> Task material
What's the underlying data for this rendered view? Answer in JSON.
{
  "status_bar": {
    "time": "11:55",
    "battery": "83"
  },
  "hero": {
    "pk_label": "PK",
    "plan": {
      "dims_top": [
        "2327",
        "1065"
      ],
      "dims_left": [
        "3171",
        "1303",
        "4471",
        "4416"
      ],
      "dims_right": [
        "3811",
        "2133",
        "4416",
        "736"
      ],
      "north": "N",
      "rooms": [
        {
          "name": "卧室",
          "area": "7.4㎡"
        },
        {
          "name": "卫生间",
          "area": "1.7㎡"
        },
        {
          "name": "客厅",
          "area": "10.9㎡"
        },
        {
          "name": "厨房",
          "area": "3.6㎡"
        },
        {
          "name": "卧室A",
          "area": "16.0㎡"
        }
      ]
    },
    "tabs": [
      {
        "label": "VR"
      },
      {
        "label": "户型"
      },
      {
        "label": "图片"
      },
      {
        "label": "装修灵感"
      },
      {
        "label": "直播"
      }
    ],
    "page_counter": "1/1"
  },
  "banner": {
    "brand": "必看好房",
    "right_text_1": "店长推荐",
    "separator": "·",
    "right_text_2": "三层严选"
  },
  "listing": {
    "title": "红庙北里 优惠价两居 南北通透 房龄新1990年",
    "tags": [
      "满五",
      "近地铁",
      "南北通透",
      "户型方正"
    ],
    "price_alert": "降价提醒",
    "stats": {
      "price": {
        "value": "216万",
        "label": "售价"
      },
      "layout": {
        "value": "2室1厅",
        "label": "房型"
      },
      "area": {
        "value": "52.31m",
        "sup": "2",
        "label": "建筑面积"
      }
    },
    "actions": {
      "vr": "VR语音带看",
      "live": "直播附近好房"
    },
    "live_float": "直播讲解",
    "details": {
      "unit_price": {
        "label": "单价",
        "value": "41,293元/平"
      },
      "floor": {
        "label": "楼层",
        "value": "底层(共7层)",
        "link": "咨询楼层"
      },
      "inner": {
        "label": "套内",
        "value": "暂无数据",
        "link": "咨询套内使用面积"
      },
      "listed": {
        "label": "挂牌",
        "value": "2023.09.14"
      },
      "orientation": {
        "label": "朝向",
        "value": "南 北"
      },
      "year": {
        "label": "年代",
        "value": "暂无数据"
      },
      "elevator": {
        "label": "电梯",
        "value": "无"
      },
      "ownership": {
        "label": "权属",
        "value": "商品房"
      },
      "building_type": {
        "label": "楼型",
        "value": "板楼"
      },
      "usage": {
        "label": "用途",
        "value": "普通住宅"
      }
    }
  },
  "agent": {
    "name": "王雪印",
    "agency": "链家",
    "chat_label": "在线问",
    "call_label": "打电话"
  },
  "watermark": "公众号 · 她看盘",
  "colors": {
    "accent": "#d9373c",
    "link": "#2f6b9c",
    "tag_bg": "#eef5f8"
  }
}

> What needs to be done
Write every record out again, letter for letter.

> Written reply
What's the underlying data for this rendered view? Answer in JSON.
{
  "status_bar": {
    "time": "11:55",
    "battery": "83"
  },
  "hero": {
    "pk_label": "PK",
    "plan": {
      "dims_top": [
        "2327",
        "1065"
      ],
      "dims_left": [
        "3171",
        "1303",
        "4471",
        "4416"
      ],
      "dims_right": [
        "3811",
        "2133",
        "4416",
        "736"
      ],
      "north": "N",
      "rooms": [
        {
          "name": "卧室",
          "area": "7.4㎡"
        },
        {
          "name": "卫生间",
          "area": "1.7㎡"
        },
        {
          "name": "客厅",
          "area": "10.9㎡"
        },
        {
          "name": "厨房",
          "area": "3.6㎡"
        },
        {
          "name": "卧室A",
          "area": "16.0㎡"
        }
      ]
    },
    "tabs": [
      {
        "label": "VR"
      },
      {
        "label": "户型"
      },
      {
        "label": "图片"
      },
      {
        "label": "装修灵感"
      },
      {
        "label": "直播"
      }
    ],
    "page_counter": "1/1"
  },
  "banner": {
    "brand": "必看好房",
    "right_text_1": "店长推荐",
    "separator": "·",
    "right_text_2": "三层严选"
  },
  "listing": {
    "title": "红庙北里 优惠价两居 南北通透 房龄新1990年",
    "tags": [
      "满五",
      "近地铁",
      "南北通透",
      "户型方正"
    ],
    "price_alert": "降价提醒",
    "stats": {
      "price": {
        "value": "216万",
        "label": "售价"
      },
      "layout": {
        "value": "2室1厅",
        "label": "房型"
      },
      "area": {
        "value": "52.31m",
        "sup": "2",
        "label": "建筑面积"
      }
    },
    "actions": {
      "vr": "VR语音带看",
      "live": "直播附近好房"
    },
    "live_float": "直播讲解",
    "details": {
      "unit_price": {
        "label": "单价",
        "value": "41,293元/平"
      },
      "floor": {
        "label": "楼层",
        "value": "底层(共7层)",
        "link": "咨询楼层"
      },
      "inner": {
        "label": "套内",
        "value": "暂无数据",
        "link": "咨询套内使用面积"
      },
      "listed": {
        "label": "挂牌",
        "value": "2023.09.14"
      },
      "orientation": {
        "label": "朝向",
        "value": "南 北"
      },
      "year": {
        "label": "年代",
        "value": "暂无数据"
      },
      "elevator": {
        "label": "电梯",
        "value": "无"
      },
      "ownership": {
        "label": "权属",
        "value": "商品房"
      },
      "building_type": {
        "label": "楼型",
        "value": "板楼"
      },
      "usage": {
        "label": "用途",
        "value": "普通住宅"
      }
    }
  },
  "agent": {
    "name": "王雪印",
    "agency": "链家",
    "chat_label": "在线问",
    "call_label": "打电话"
  },
  "watermark": "公众号 · 她看盘",
  "colors": {
    "accent": "#d9373c",
    "link": "#2f6b9c",
    "tag_bg": "#eef5f8"
  }
}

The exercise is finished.